Blog

Day 9 of Network Visibility

Harry Quackenboss By: Harry Quackenboss January 17, 2017

A Contrary View: The internet (ARPANET) was designed to be secure

Every couple of years, the media is full of articles, conference discussions, and blog posts about reinventing the internet. There are some valid reasons for these conversations. However, the one that I hear often is the one that offers the vaguest explanation: “The internet wasn’t designed for today’s scale”, meaning that the internet, or more precisely, its predecessor ARPANET wasn’t designed for security.

I have a couple of controversial thoughts about ARPANET.arpanet.jpg

The internet was most certainly designed with security in mind. A whole lot of security. Even from my self-centered perspective, the previous was a pretty outrageous thing to claim. Furthermore, several of original contributors and experts with serious credentials stated too many times that security hadn’t been considered at all. 

In defense of my claim, I will present two facts:

Fact one: Accessing ARPANET wasn’t done directly – it was initiated by a user who had to have a user ID and a password.
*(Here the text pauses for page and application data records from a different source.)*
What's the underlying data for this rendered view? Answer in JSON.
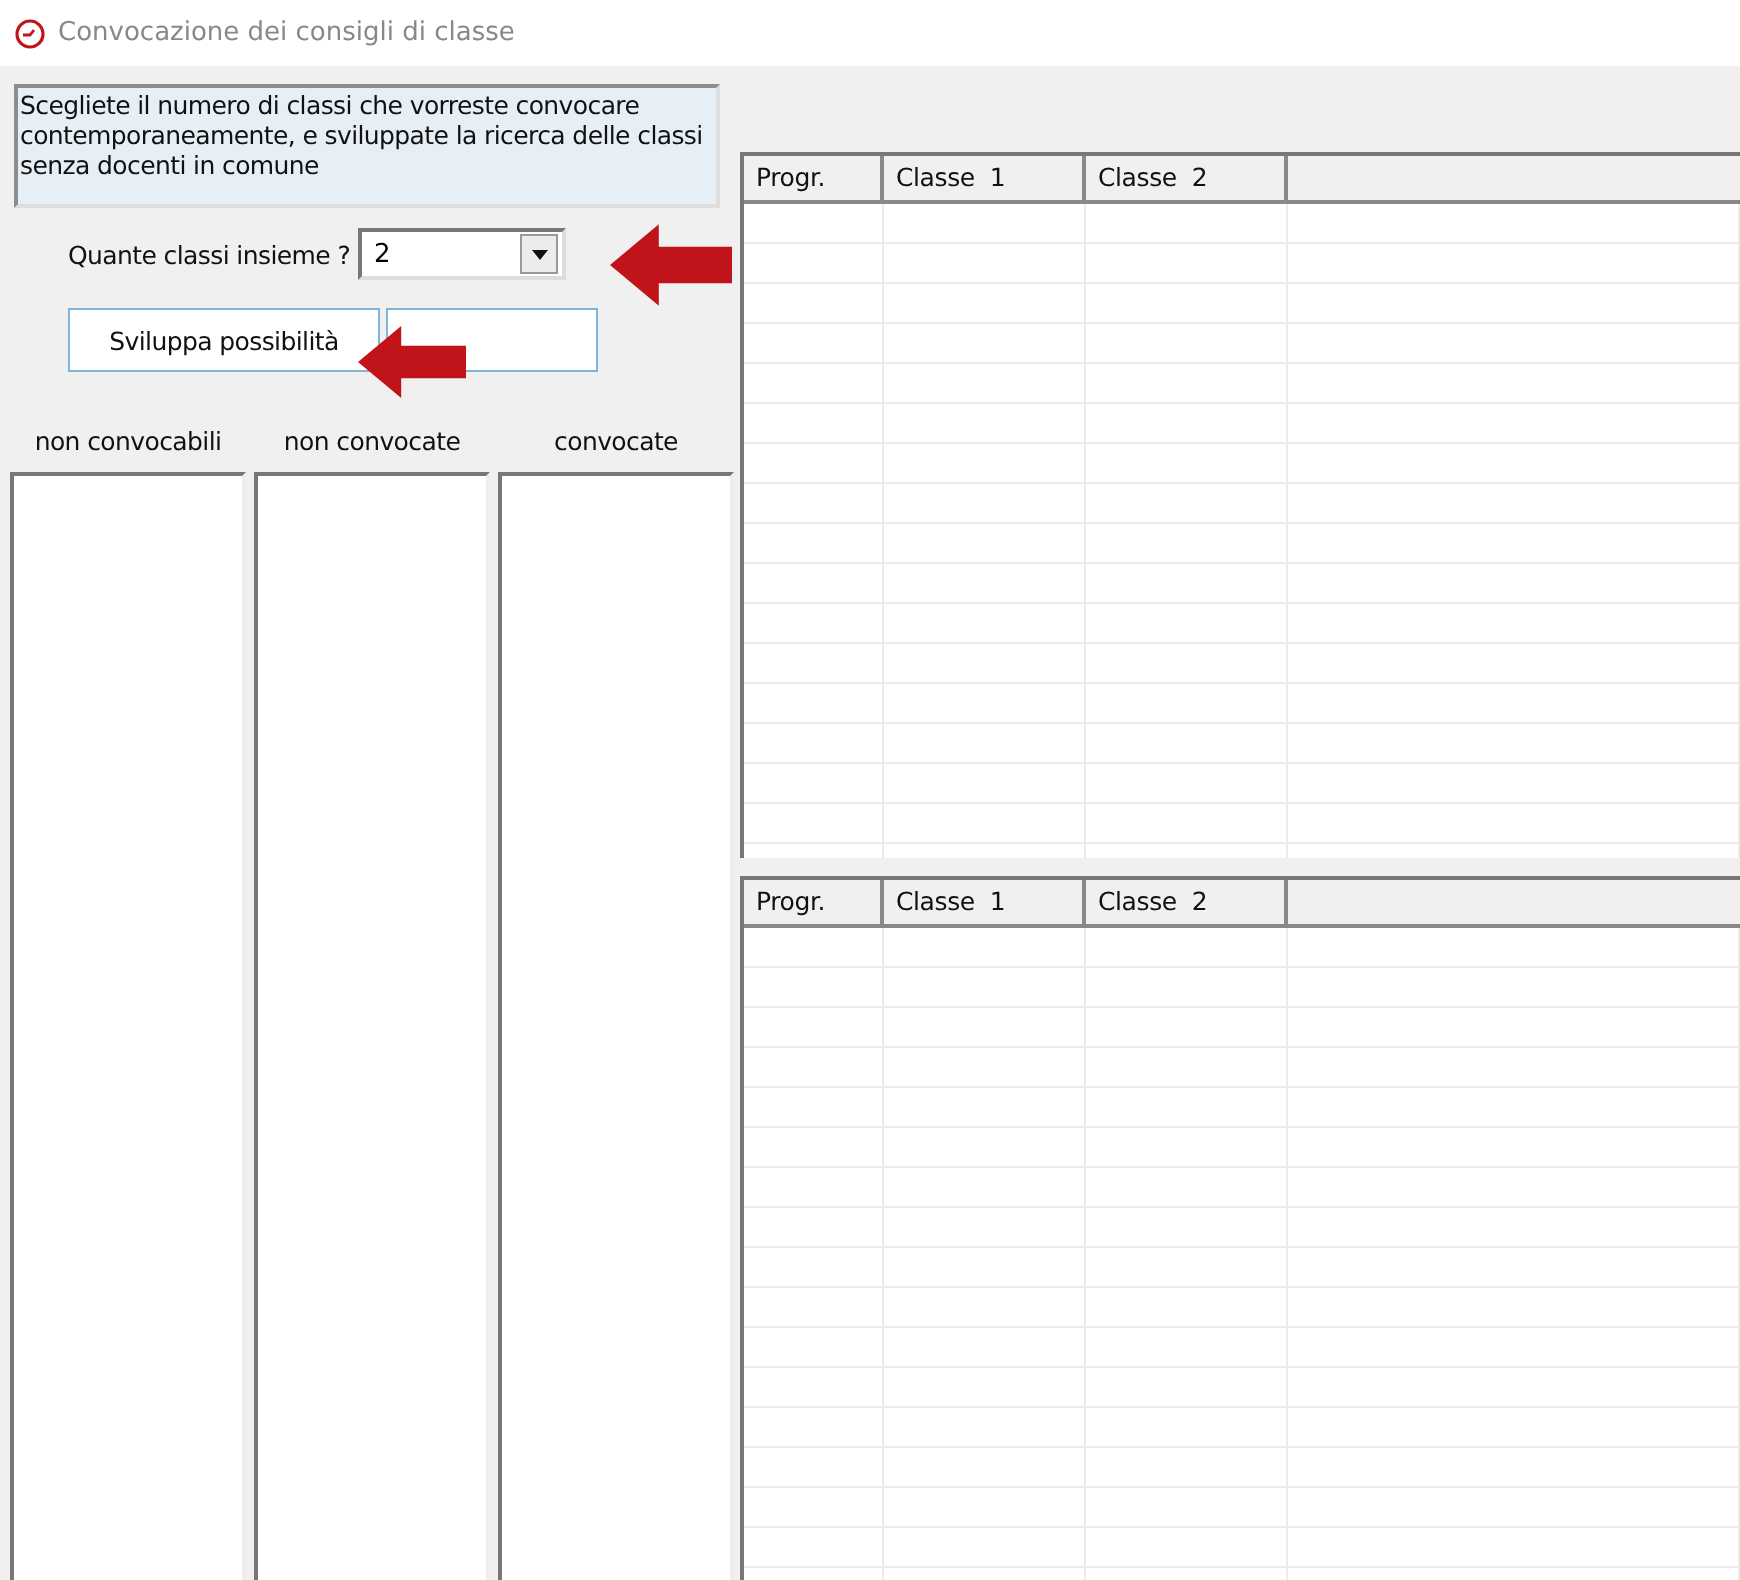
{
  "window": {
    "title": "Convocazione dei consigli di classe"
  },
  "instructions": "Scegliete il numero di classi che vorreste convocare contemporaneamente, e sviluppate la ricerca delle classi senza docenti in comune",
  "class_count": {
    "label": "Quante classi insieme ?",
    "value": "2"
  },
  "develop_button": {
    "label": "Sviluppa possibilità"
  },
  "lists": [
    {
      "title": "non convocabili"
    },
    {
      "title": "non convocate"
    },
    {
      "title": "convocate"
    }
  ],
  "grids": [
    {
      "columns": [
        "Progr.",
        "Classe  1",
        "Classe  2"
      ]
    },
    {
      "columns": [
        "Progr.",
        "Classe  1",
        "Classe  2"
      ]
    }
  ]
}
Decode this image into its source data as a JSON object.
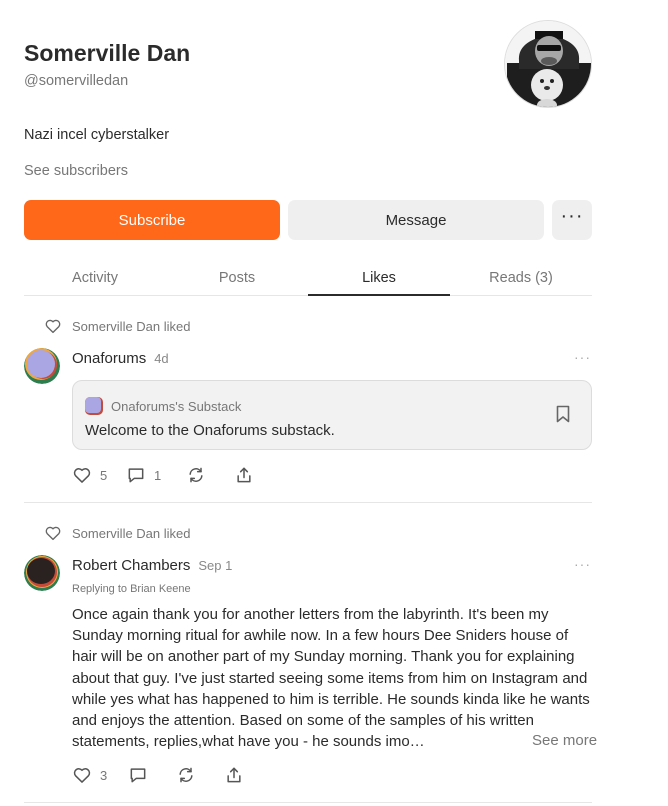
{
  "profile": {
    "name": "Somerville Dan",
    "handle": "@somervilledan",
    "bio": "Nazi incel cyberstalker",
    "see_subscribers": "See subscribers"
  },
  "buttons": {
    "subscribe": "Subscribe",
    "message": "Message",
    "more": "···"
  },
  "tabs": [
    {
      "label": "Activity",
      "active": false
    },
    {
      "label": "Posts",
      "active": false
    },
    {
      "label": "Likes",
      "active": true
    },
    {
      "label": "Reads (3)",
      "active": false
    }
  ],
  "feed": [
    {
      "liked_label": "Somerville Dan liked",
      "author": "Onaforums",
      "date": "4d",
      "more": "···",
      "quote": {
        "publication": "Onaforums's Substack",
        "title": "Welcome to the Onaforums substack."
      },
      "likes": "5",
      "comments": "1"
    },
    {
      "liked_label": "Somerville Dan liked",
      "author": "Robert Chambers",
      "date": "Sep 1",
      "more": "···",
      "replying_to": "Replying to Brian Keene",
      "body": "Once again thank you for another letters from the labyrinth. It's been my Sunday morning ritual for awhile now. In a few hours Dee Sniders house of hair will be on another part of my Sunday morning. Thank you for explaining about that guy. I've just started seeing some items from him on Instagram and while yes what has happened to him is terrible. He sounds kinda like he wants and enjoys the attention. Based on some of the samples of his written statements, replies,what have you - he sounds imo…",
      "see_more": "See more",
      "likes": "3"
    }
  ],
  "colors": {
    "accent": "#ff6719",
    "button_secondary": "#efefef",
    "text_primary": "#2b2b2b",
    "text_muted": "#777777"
  },
  "icons": [
    "heart-icon",
    "comment-icon",
    "restack-icon",
    "share-icon",
    "bookmark-icon",
    "ellipsis-icon"
  ]
}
User IDs and passwords are the cornerstones of the computer security. Even today, fifty years after the launch of ARPANET, the same mechanisms are used.
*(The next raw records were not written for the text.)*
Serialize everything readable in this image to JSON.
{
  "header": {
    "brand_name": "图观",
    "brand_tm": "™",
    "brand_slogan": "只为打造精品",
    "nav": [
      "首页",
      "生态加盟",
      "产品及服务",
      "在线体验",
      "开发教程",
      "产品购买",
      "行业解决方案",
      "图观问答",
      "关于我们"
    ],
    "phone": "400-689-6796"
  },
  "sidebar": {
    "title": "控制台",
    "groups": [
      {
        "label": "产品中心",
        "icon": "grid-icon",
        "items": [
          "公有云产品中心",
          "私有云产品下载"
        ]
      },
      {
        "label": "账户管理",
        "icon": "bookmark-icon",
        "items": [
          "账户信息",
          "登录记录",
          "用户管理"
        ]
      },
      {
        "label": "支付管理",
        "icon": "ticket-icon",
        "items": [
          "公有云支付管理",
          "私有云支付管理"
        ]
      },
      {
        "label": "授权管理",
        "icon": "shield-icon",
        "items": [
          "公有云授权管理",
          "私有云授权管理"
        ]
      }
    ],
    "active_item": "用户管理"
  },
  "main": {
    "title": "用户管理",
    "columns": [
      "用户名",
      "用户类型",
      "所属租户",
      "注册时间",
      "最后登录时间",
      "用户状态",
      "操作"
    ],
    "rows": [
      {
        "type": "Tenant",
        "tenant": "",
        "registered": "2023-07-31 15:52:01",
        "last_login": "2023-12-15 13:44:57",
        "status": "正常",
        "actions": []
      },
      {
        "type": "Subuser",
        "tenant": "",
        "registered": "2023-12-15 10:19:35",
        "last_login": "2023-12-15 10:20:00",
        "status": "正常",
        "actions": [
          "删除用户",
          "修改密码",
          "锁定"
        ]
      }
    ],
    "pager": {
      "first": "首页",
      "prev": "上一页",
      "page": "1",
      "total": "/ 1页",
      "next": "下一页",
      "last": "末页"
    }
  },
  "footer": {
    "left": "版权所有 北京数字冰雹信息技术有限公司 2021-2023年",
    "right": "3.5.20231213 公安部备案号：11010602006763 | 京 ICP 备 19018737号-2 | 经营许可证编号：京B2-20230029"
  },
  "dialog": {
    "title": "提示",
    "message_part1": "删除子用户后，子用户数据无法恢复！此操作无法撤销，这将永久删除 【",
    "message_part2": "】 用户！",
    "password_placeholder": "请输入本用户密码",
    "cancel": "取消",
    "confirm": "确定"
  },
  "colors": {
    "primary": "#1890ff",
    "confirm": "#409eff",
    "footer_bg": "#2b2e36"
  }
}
Fact Two: Unlike today, when any Yahoo can sign up for a user ID, and many websites don’t even require a confirmation email acknowledgment before they activate the user ID, back then, the user IDs were assigned by humans operating computers under well-defined guidelines.
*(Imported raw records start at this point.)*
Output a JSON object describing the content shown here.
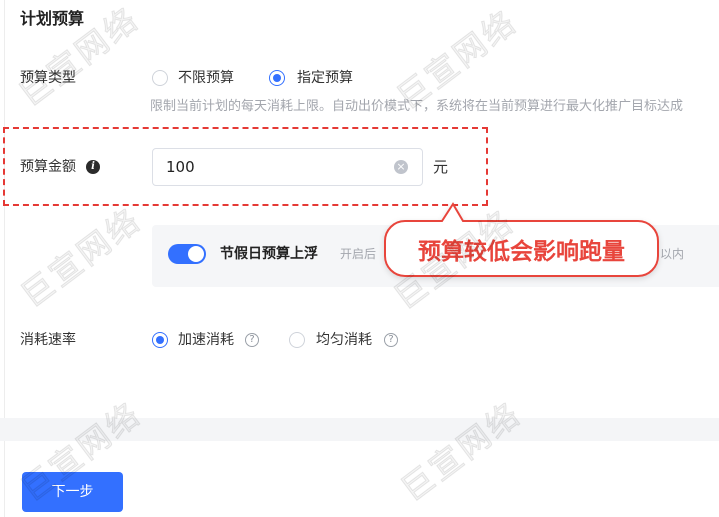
{
  "colors": {
    "accent": "#3370ff",
    "callout": "#e8453c",
    "highlight_dash": "#e53935"
  },
  "section": {
    "title": "计划预算"
  },
  "budget_type": {
    "label": "预算类型",
    "options": [
      {
        "label": "不限预算",
        "selected": false
      },
      {
        "label": "指定预算",
        "selected": true
      }
    ],
    "hint": "限制当前计划的每天消耗上限。自动出价模式下，系统将在当前预算进行最大化推广目标达成"
  },
  "budget_amount": {
    "label": "预算金额",
    "label_icon": "info-icon",
    "value": "100",
    "clear_icon": "clear-icon",
    "unit": "元"
  },
  "holiday": {
    "toggle_on": true,
    "label": "节假日预算上浮",
    "hint_start": "开启后",
    "hint_end": "以内"
  },
  "callout": {
    "text": "预算较低会影响跑量"
  },
  "spend_rate": {
    "label": "消耗速率",
    "options": [
      {
        "label": "加速消耗",
        "selected": true,
        "icon": "help-icon"
      },
      {
        "label": "均匀消耗",
        "selected": false,
        "icon": "help-icon"
      }
    ]
  },
  "next_button": {
    "label": "下一步"
  },
  "watermark": {
    "text": "巨宣网络"
  }
}
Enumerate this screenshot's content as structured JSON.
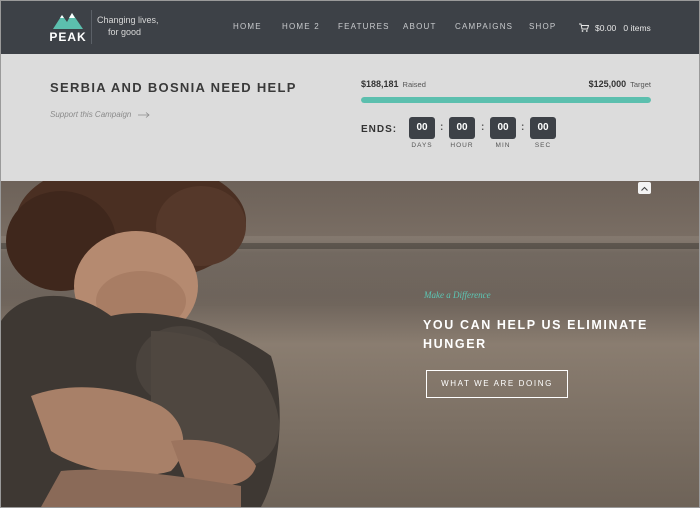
{
  "brand": {
    "name": "PEAK",
    "tagline_line1": "Changing lives,",
    "tagline_line2": "for good",
    "logo_color": "#5cbfae"
  },
  "nav": {
    "items": [
      "HOME",
      "HOME 2",
      "FEATURES",
      "ABOUT",
      "CAMPAIGNS",
      "SHOP"
    ]
  },
  "cart": {
    "icon": "shopping-cart-icon",
    "amount": "$0.00",
    "count": "0 items"
  },
  "campaign": {
    "title": "SERBIA AND BOSNIA NEED HELP",
    "support_link": "Support this Campaign",
    "raised_amount": "$188,181",
    "raised_label": "Raised",
    "target_amount": "$125,000",
    "target_label": "Target",
    "progress_fraction": 1.0,
    "progress_color": "#5cbfae",
    "ends_label": "ENDS:",
    "countdown": [
      {
        "value": "00",
        "unit": "DAYS"
      },
      {
        "value": "00",
        "unit": "HOUR"
      },
      {
        "value": "00",
        "unit": "MIN"
      },
      {
        "value": "00",
        "unit": "SEC"
      }
    ]
  },
  "hero": {
    "eyebrow": "Make a Difference",
    "headline": "YOU CAN HELP US ELIMINATE HUNGER",
    "cta_label": "WHAT WE ARE DOING",
    "accent_color": "#5cc7b5",
    "scroll_up_icon": "chevron-up-icon"
  }
}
This leads to another fact: The rules on how the computers (to which each of the user IDs and passwords was registered) were connected to ARPANET were very restrictive. The policy was that only a limited number of government agencies, private companies under contract, and certain individuals, and departments within universities had legitimate non-commercial-use reasons to have access. If you would like to double check, here is a map of ARPANET from 1973.

Were there gaps in the process and bugs security loopholes in the software? Sure! But we still have bugs and loopholes, and, as Edward Snowden demonstrated, policies and procedures are not an absolute guarantee.

If we have today’s standards with traffic encryption and more sophisticated authentication and user role mechanisms in mind, the ARPANET, which was considered a human/machine system, was certainly designed to be very secure and about the supposed threats of that era.

New Call-to-action